Description NIH (Jackson, McArdle, Vasilaki, McDonagh)
Amount $1,300,000 (USD)
Organisation National Institutes of Health (NIH) 
Department National Institute on Aging
Sector Public
Country United States
Description Project grant scheme
Amount £80,000 (GBP)
Organisation UK Space Agency 
Sector Public
Country United Kingdom
Start 09/2017 
End 03/2018
Title Inra vital microscopy of reactive oxygen species in single skeletal muscle fibres in vivo 
Description We have developed an approach to load muscle fibres with a fluorescent hydrogen peroxide specific probe in vivo and serially assess concentrations in single muscle fibres. 
Type Of Material Model of mechanisms or symptoms - mammalian in vivo 
Year Produced 2017 
Provided To Others? Yes  

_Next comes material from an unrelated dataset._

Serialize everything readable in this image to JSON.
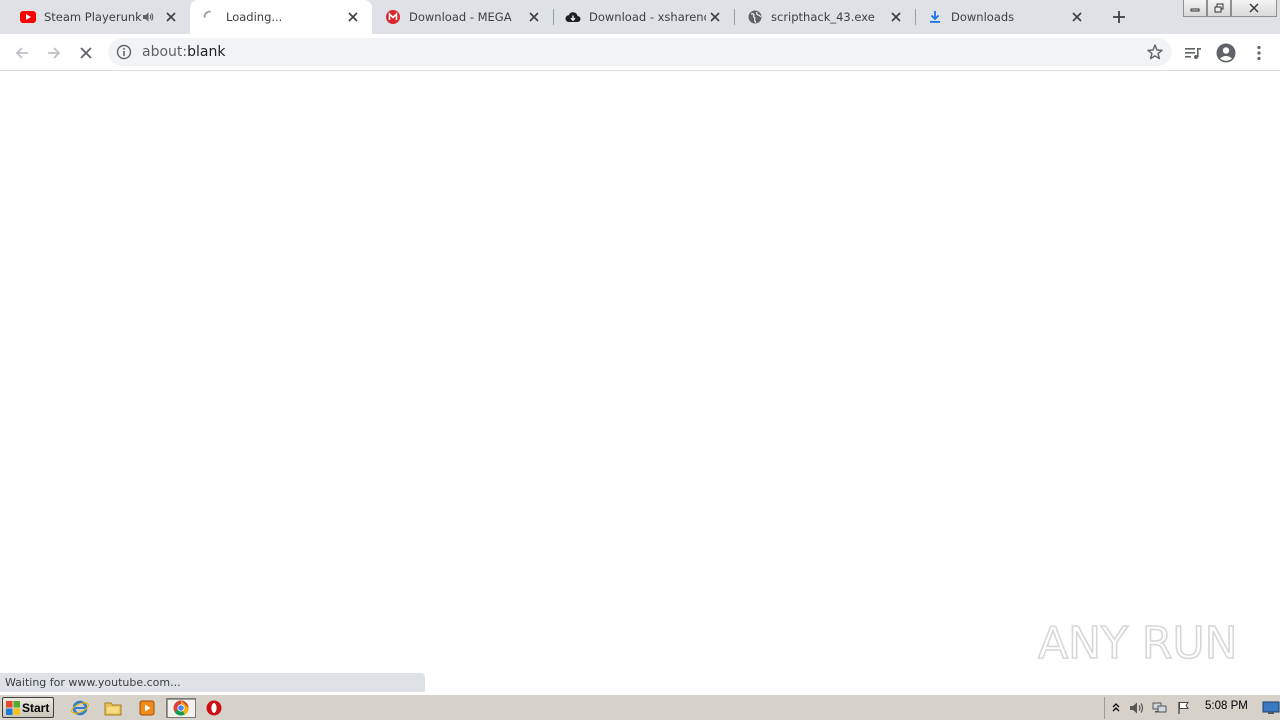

Impact It is still early in development and has not yet been published, we have supplied details to collaborators in the USA.